It seems worth mentioning some shipping trouble that I had, both since it describes a potential issue with the service, but also how impressively the Pop Up Pantry service staff were at correcting and compensating for mistakes.
I scheduled the first delivery for a Friday and got a confirmation of the order, but no tracking information. On 5pm the day of the expected delivery, I called to see if there was a problem. It turned out there was – the order had never been shipped, though I’d heard nothing about it until I called. They apologized profusely and rescheduled me for the following Wednesday after giving me a credit for my inconvenience.
I didn’t receive a confirmation email of the change or tracking information for the second attempt either. I called the day of the delivery early to check on the status, and the same problems were going on. The service Escoffier mentioned that the Masterchef meal that I’d ordered was coming from a satellite location that was having trouble in general. He refunded the order, added an additional credit for two full dinners, and recommended that I make a different selection. When I mentioned that I would do so, but that was I slightly disappointed in having to switch because I was excited to try the bourbon pecan bacon tart, he added that dessert to my order for free.
What could they have done better? Open communication would have taken care of most of the trouble. After the first missed shipment, my knowing that there was a problem with the shipper and facility creating the food might have led me to make another meal choice. There also needs to be some way of setting an alert for shipments that are scheduled but do not go out so that those customers can be alerted and arrangements made. Both times I had to reach out to resolve a problem that it feels like Pop-Up Pantry should have been aware of, but clearly were not.
That said, it’s refreshing to deal with a company who realizes that lapses in service deserve compensation, especially when the service in question is a bit of a luxury. While the initial responses may have left a bit to desire, the disposition of the entire shipping experience was a net positive for me.

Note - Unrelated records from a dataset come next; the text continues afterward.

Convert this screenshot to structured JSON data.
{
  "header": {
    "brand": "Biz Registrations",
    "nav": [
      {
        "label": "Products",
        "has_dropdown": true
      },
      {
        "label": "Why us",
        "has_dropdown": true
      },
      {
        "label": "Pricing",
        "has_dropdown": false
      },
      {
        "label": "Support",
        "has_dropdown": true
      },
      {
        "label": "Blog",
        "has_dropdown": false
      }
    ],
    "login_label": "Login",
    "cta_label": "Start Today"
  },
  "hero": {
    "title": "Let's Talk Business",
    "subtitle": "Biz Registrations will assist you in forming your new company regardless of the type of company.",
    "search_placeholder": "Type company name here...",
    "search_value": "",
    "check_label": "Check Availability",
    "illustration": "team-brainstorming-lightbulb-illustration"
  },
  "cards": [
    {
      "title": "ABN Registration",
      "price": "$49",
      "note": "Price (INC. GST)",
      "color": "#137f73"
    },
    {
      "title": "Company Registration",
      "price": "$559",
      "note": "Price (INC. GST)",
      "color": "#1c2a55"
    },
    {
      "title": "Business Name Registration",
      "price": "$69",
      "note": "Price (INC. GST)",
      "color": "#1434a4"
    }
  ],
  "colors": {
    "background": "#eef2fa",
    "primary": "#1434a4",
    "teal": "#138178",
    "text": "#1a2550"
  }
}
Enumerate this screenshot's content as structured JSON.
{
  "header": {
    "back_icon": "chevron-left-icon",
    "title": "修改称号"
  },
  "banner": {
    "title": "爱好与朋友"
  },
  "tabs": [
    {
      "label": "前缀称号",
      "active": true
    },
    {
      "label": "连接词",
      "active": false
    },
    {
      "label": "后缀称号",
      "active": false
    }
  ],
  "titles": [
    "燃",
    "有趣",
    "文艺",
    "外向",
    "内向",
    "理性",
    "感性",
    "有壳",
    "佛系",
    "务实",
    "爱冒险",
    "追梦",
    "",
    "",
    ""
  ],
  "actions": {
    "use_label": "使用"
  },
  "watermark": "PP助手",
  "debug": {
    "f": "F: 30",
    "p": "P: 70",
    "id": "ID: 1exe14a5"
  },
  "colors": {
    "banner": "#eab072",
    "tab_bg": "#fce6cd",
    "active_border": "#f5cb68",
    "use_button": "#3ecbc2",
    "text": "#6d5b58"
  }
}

The final shipment went off without a hitch, as did the subsequent one. It seems that whatever problems might have existed have been handled now.